Indeed, the explosion that happened 19 years ago has for many years determined the special conditions of the region development. True, the Chernobyl catastrophe made the life harder. But 19 years is enough a mourning period. We have gathered courage to accept these conditions and tried to adapt to them.
The state farm Komarinsky situated in Bragin District can be cited as an example. As little as 27 kilometres separate it from the power plant. Everybody is aware of this, but no one is expecting any preferences. They work hard, produce uncontaminated goods and earn money.
It has always been the case. "The Great Depression" that followed the catastrophe dealt a heavy blow to Komarinsky, which used to specialise in milk production. Cows grazed on the polluted pastures and once local milk broke the record of a strontium level. The state farm stopped producing milk and started producing meat. It turned out that it is more economically sound to use biological supplements to remove radionuclids from cows than to sell "dirty" milk.
The state programme of re-specialisation and economic revival of the farms situated on the polluted lands is active in the region. Scientists draw up business-plans trying to choose the most effective way of development for each household.
We are not to blame that the south-east of Belarus has become a testing ground for studying the effects of radiation on people, animals and plants. Chernobyl has given rise to a whole scientific branch that focuses on Gomel Region and its research institutes.

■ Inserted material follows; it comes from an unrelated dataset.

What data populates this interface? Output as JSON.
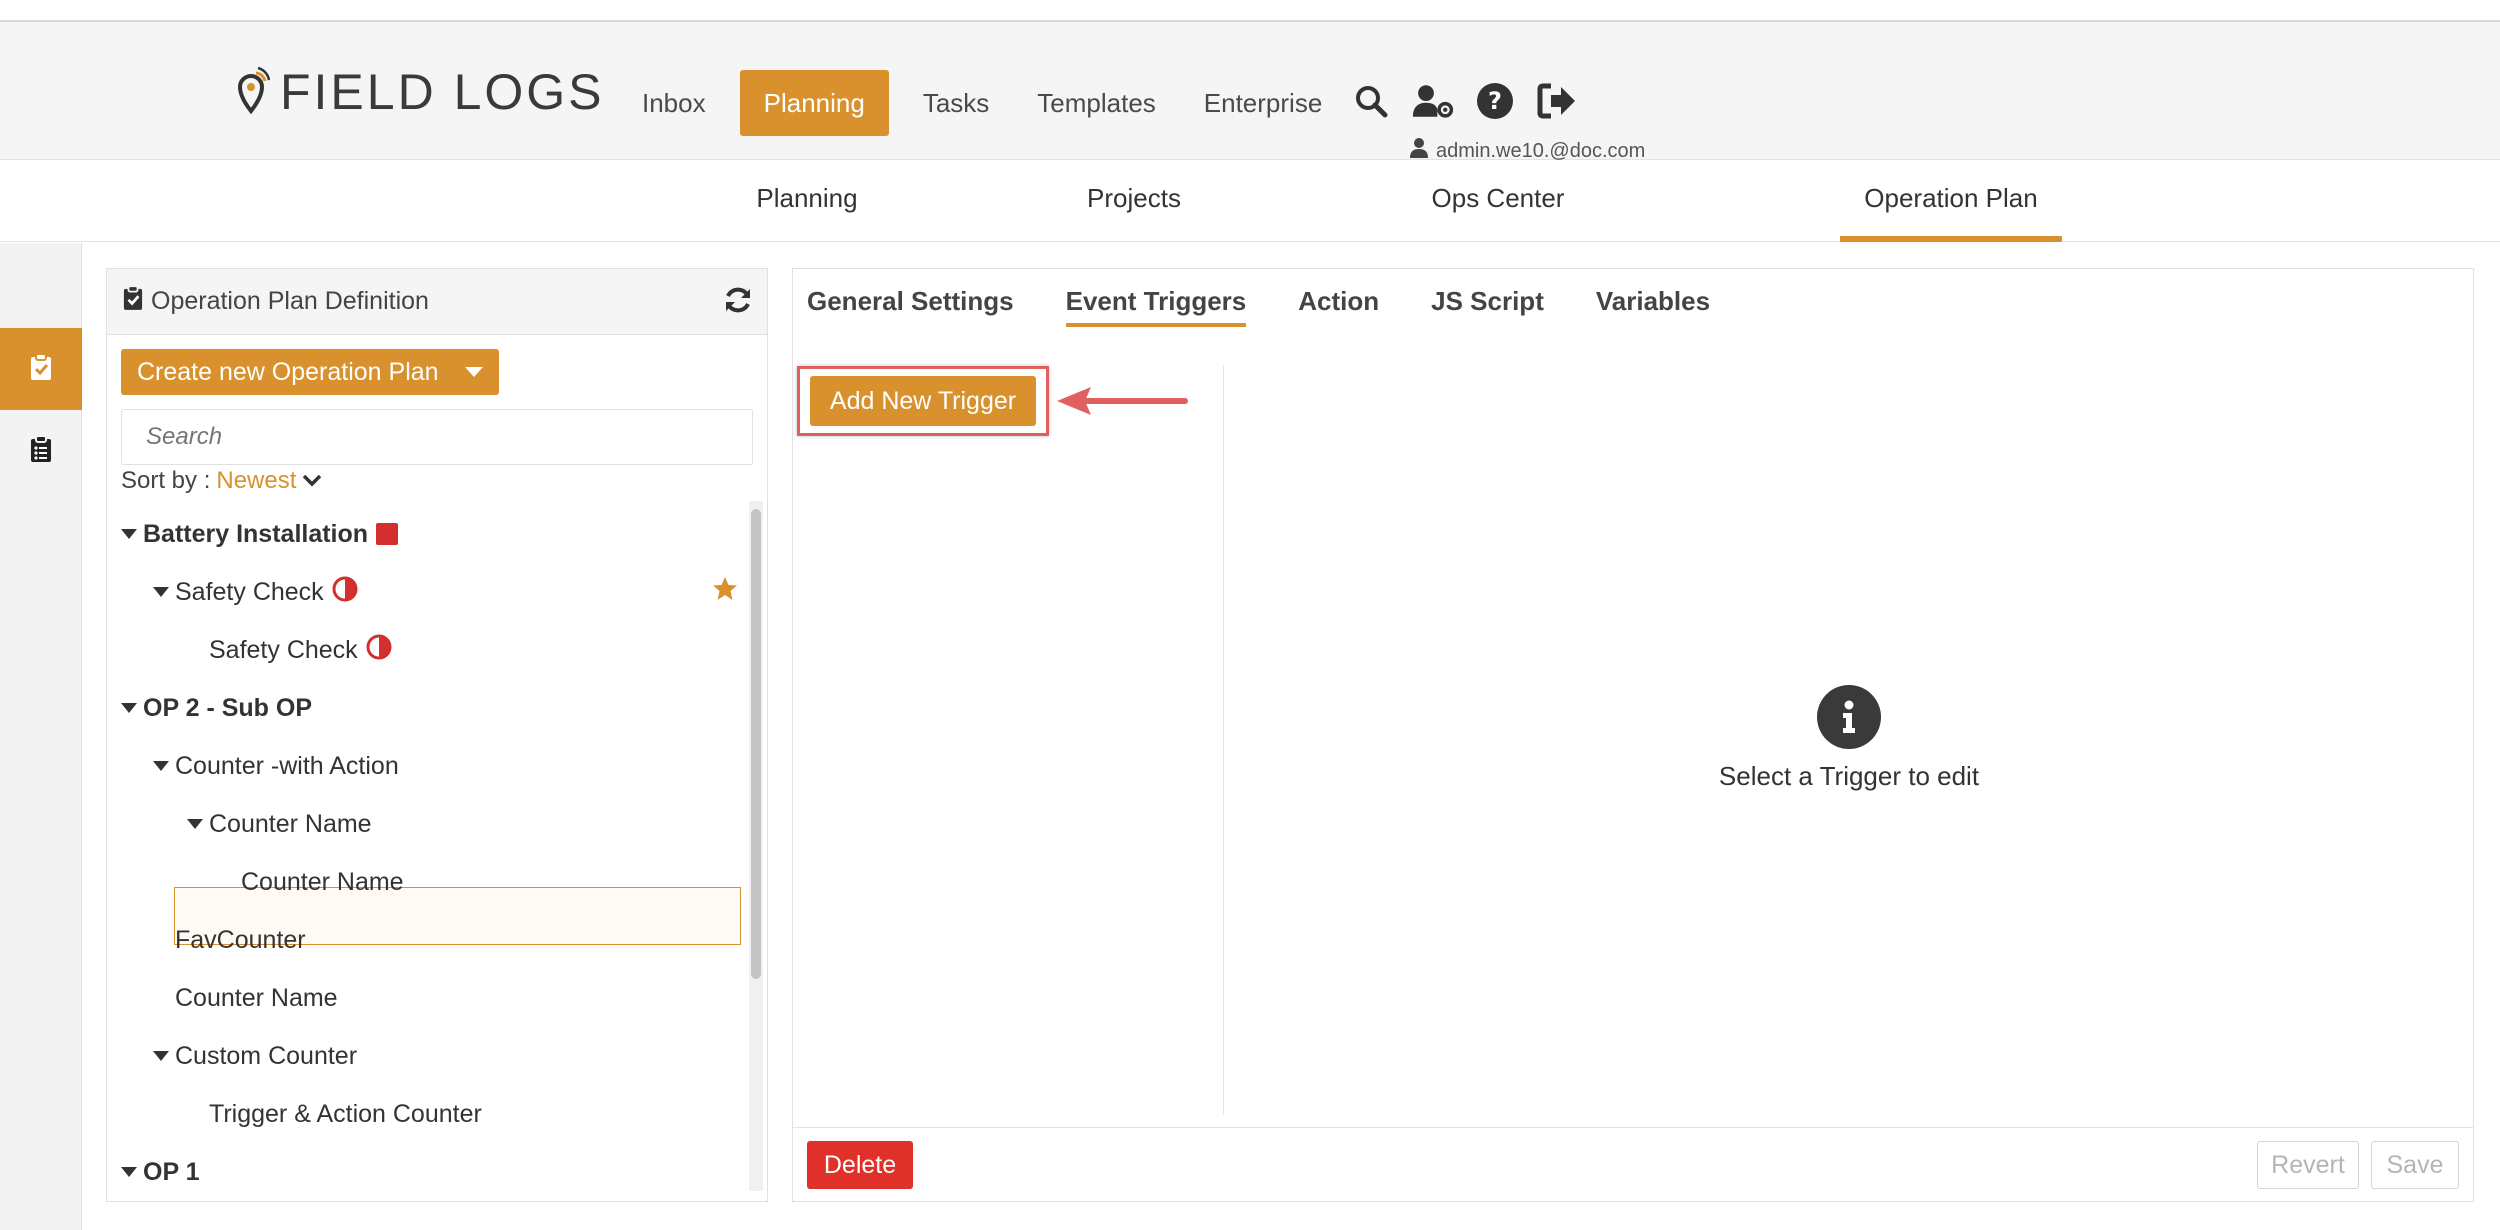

Polesje radiation-ecological reserve located in the alienation zone is one of the unique foundations. The 216.000 hectares of the reserve are deprived from any human interference. Researchers observe the processes happening behind the barbed-wire fence.
National scientific and practical centre of radiation medicine and ecology in Gomel includes scientific and medical departments. As a result, today research institutes possess the most comprehensive information on how to overcome the effects of radiation pollution. The experience is extremely valuable, but hopefully it will never be needed for practical application.
Life Goes On
"Gomel Region? Somewhere near Chernobyl," unfortunately the association is typical for the "post-Chernobyl" era. This "visiting card" barely looks attractive both from psychological and economic points of view. At present, Gomel Region is doing its best to shake off the obsessive image of "a victim"